More than 70% of residential treatment programs in the U.S. don’t offer the medical standard of care for opioid addiction, a new report published in JAMA shows.

The big picture: Many facilities pushed clinically irrelevant therapies or outright discouraged widely accepted medication-based therapies.

By the numbers: Researchers called 368 programs posing as uninsured heroin users asking for care options.

  • Just 29% of facilities offered maintenance treatment with buprenorphine, while more than 20% discouraged the drug's use. 31% offered medication-assisted treatment, but only for short term "detox."
  • 92% offered some kind of 12-step programming. Many also offered group therapy.
  • Many also offered yoga, animal therapy or massage — therapies with little to no basis in evidence.

Go deeper

Ex-DHS official says Trump offered pardons to immigration officials who broke the law

Miles Taylor, the former chief of staff of the Department of Homeland Security, claimed in a political ad released Tuesday that President Trump offered to "pardon U.S. government officials for breaking the law to implement his immigration policies."

Why it matters: Taylor, who quit the Trump administration in 2019 and endorsed Joe Biden last week, is one of a number of Republicans seeking to stop the president's re-election. Trump denied that he offered pardons to immigration officials when the allegations were first reported by the Washington Post and New York Times in August 2019.

38 mins ago - World

Putin foe Navalny to be detained for 30 days after returning to Moscow

Russian opposition leader Alexey Navalny. Photo: Oleg Nikishin/Epsilon/Getty Images

Russian opposition leader Alexey Navalny has been ordered to remain in pre-trial detention for 30 days, following his arrest upon returning to Russia on Sunday for the first time since a failed assassination attempt last year.
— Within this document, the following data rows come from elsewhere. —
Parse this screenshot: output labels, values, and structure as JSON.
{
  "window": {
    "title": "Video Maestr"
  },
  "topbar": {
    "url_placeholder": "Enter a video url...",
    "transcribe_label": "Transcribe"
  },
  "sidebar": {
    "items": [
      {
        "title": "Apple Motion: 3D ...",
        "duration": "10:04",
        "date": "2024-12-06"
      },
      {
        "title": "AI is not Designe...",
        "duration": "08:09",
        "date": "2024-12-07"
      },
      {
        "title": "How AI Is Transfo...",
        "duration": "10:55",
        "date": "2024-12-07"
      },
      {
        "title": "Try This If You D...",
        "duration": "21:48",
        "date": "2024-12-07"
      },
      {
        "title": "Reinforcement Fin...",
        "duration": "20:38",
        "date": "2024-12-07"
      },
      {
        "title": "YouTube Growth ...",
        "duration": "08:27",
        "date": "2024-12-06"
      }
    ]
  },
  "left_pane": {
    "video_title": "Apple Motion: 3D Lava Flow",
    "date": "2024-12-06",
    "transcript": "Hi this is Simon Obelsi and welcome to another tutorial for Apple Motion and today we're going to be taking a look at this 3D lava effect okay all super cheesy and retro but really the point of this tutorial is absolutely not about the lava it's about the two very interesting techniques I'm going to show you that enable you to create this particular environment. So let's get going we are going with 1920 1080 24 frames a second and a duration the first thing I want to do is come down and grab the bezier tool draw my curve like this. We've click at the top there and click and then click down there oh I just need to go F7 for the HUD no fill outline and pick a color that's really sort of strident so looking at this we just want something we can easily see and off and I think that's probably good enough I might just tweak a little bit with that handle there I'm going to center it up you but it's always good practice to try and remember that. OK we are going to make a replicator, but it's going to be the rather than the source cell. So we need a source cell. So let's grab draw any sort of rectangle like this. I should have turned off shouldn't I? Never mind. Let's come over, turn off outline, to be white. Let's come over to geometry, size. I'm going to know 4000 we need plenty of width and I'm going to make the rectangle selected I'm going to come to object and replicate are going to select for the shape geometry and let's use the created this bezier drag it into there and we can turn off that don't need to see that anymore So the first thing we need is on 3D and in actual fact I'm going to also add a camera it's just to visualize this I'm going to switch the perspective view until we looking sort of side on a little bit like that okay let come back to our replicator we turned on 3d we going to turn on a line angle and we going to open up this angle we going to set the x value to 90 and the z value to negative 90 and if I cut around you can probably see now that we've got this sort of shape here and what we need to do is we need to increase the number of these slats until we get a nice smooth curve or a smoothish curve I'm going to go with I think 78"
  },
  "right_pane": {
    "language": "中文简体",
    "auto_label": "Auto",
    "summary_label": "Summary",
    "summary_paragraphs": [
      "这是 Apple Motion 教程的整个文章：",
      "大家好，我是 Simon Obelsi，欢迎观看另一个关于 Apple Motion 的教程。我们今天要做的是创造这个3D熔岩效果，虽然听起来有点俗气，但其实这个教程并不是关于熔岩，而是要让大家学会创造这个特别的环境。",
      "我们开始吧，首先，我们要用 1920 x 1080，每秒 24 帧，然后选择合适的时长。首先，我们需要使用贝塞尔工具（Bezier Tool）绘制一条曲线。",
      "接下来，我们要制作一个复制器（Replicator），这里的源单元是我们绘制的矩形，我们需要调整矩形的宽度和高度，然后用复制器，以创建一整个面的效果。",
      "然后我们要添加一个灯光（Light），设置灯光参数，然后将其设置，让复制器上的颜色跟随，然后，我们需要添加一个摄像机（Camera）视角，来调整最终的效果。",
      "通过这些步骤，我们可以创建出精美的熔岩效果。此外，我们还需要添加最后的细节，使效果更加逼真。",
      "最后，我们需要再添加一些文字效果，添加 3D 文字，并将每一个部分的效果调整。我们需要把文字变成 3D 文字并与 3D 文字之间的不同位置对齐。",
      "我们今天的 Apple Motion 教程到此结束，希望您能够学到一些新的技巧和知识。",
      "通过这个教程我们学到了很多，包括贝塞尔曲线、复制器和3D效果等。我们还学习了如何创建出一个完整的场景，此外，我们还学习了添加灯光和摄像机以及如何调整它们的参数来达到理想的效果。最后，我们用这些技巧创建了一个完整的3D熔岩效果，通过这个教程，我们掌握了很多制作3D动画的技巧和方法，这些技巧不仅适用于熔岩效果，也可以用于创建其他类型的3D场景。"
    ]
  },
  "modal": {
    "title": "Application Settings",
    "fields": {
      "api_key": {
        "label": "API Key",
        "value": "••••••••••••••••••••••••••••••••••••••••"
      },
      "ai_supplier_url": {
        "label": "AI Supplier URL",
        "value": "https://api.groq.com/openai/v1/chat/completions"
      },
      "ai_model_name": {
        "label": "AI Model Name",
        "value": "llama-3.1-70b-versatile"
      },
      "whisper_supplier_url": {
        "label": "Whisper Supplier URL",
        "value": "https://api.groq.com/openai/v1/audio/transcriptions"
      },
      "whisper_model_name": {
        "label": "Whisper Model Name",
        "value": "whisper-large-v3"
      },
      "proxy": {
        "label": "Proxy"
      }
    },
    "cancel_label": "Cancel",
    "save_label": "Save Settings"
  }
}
Why it matters: The detention of Navalny, an anti-corruption activist and the most prominent domestic critic of Russian President Vladimir Putin, has already set off a chorus of condemnations from leaders in Europe and the U.S.

Biden picks Warren allies to lead SEC, CFPB

Photo: Justin Sullivan/Getty Images

President-elect Joe Biden has selected FTC commissioner Rohit Chopra to be the next director of the Consumer Financial Protection Bureau (CFPB) and Obama-era Wall Street regulator Gary Gensler to lead the Securities and Exchange Commission (SEC).

Why it matters: Both picks are progressive allies of Sen. Elizabeth Warren (D-Mass.) and viewed as likely to take aggressive steps to regulate big business.